Sunday, 18 December 2011
Watch out the New Kid from the Old World
Georgia Beverages Tradeshow in Tbilisi. The Asian delegates were joined by visitors from the US and the Middle East to sample wines from over 30 wineries and other beverages at the exhibition.
The 3-day trip, although short, was action-packed. Lisa Perrotti-Brown MW was the guest of honour at the opening forum and she presented the Challenges and Opportunities of Asia’s wine markets to the Georgian producers, who hope to export their wines to this part of the world. Mr Zhu Sixu, deputy director general of the Guangdong Provincial Alcohol Monopoly Bureau, meanwhile, talked about the potential wine and spirits market in booming China.
Georgia has the longest wine making history, over 8,000 years, of any country in the world. Most wines are made from indigenous varieties, the most common being Rkatsiteli, Mtsvane (whites) and the red Saperavi, although some producers are experimenting with international varieties such as Cabernet Sauvignon, Chardonnay and Sauvignon Blanc. Wine styles are diverse, ranging from dry to semi sweet, and sparkling to fortified. Georgia adopts an appellation system similar to that in Bordeaux or Burgundy where wine can be named after the region or district.
WIth the spread of the natural wine movement and non-intervention winemaking practices, some producers in Italy, Germany, Austria and even the US are buying kvevri from Georgia to make their own ‘kvevri’ wine. According to Tina Kezeli, the Executive Director of the Georgian Wine Association, kvevri are exported to Europe at a price of €2/litre of capacity. Making kvevri is a highly skilled craft. The inside is lined with beeswax while the outside is coated with lime. However, it is a dying art and the priority of the industry is to establish a kvevri school to make sure this traditional craft is taught and preserved.

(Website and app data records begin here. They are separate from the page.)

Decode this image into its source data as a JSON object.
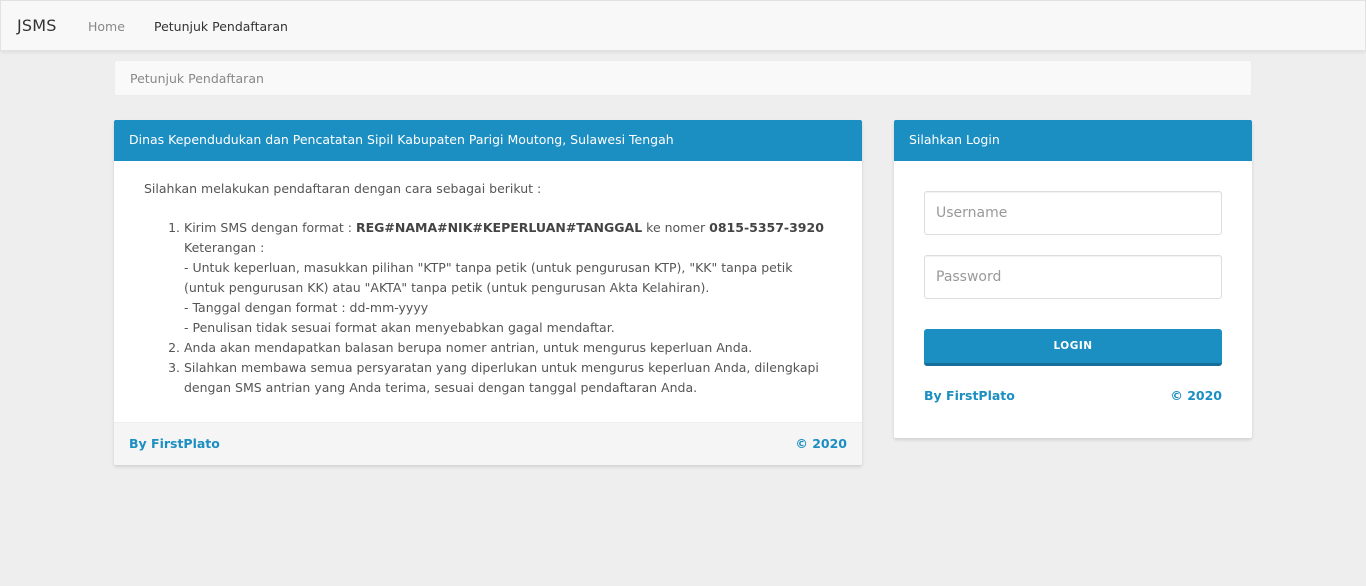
{
  "navbar": {
    "brand": "JSMS",
    "items": [
      {
        "label": "Home"
      },
      {
        "label": "Petunjuk Pendaftaran"
      }
    ]
  },
  "breadcrumb": {
    "current": "Petunjuk Pendaftaran"
  },
  "info_panel": {
    "heading": "Dinas Kependudukan dan Pencatatan Sipil Kabupaten Parigi Moutong, Sulawesi Tengah",
    "intro": "Silahkan melakukan pendaftaran dengan cara sebagai berikut :",
    "step1": {
      "prefix": "Kirim SMS dengan format : ",
      "format": "REG#NAMA#NIK#KEPERLUAN#TANGGAL",
      "middle": " ke nomer ",
      "number": "0815-5357-3920",
      "keterangan_label": "Keterangan :",
      "notes": [
        "- Untuk keperluan, masukkan pilihan \"KTP\" tanpa petik (untuk pengurusan KTP), \"KK\" tanpa petik (untuk pengurusan KK) atau \"AKTA\" tanpa petik (untuk pengurusan Akta Kelahiran).",
        "- Tanggal dengan format : dd-mm-yyyy",
        "- Penulisan tidak sesuai format akan menyebabkan gagal mendaftar."
      ]
    },
    "step2": "Anda akan mendapatkan balasan berupa nomer antrian, untuk mengurus keperluan Anda.",
    "step3": "Silahkan membawa semua persyaratan yang diperlukan untuk mengurus keperluan Anda, dilengkapi dengan SMS antrian yang Anda terima, sesuai dengan tanggal pendaftaran Anda.",
    "footer": {
      "by": "By FirstPlato",
      "copyright": "© 2020"
    }
  },
  "login_panel": {
    "heading": "Silahkan Login",
    "username": {
      "placeholder": "Username",
      "value": ""
    },
    "password": {
      "placeholder": "Password",
      "value": ""
    },
    "button_label": "LOGIN",
    "footer": {
      "by": "By FirstPlato",
      "copyright": "© 2020"
    }
  },
  "colors": {
    "primary": "#1b8ec2",
    "background": "#eeeeee"
  }
}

To understand Georgian wine, you need to know their history. Their wines were highly prized in Russia which imported over 90% of the production. One day in 2006, Russia turned its back on Georgia and put an embargo on its wine, citing counterfeiting. The Georgian wine industry suffered as a consequence but managed to attract foreign investment in around 2008, just before the war with Russia broke that drove potential investors away and caused a major setback to the industry and the country. Now Georgia is ready again and it is determined to step into the international arena.
I believe the combination of traditional craft and modern technique, the indigenous grapes, the history and story behind the country, and the determination of the Georgians will be a recipe for success for Georgian wine. I truly wish them all the best.
Importers interested in some unique wines can check out the Beverages Tadeshow website for wineries information or email Invest in Georgia.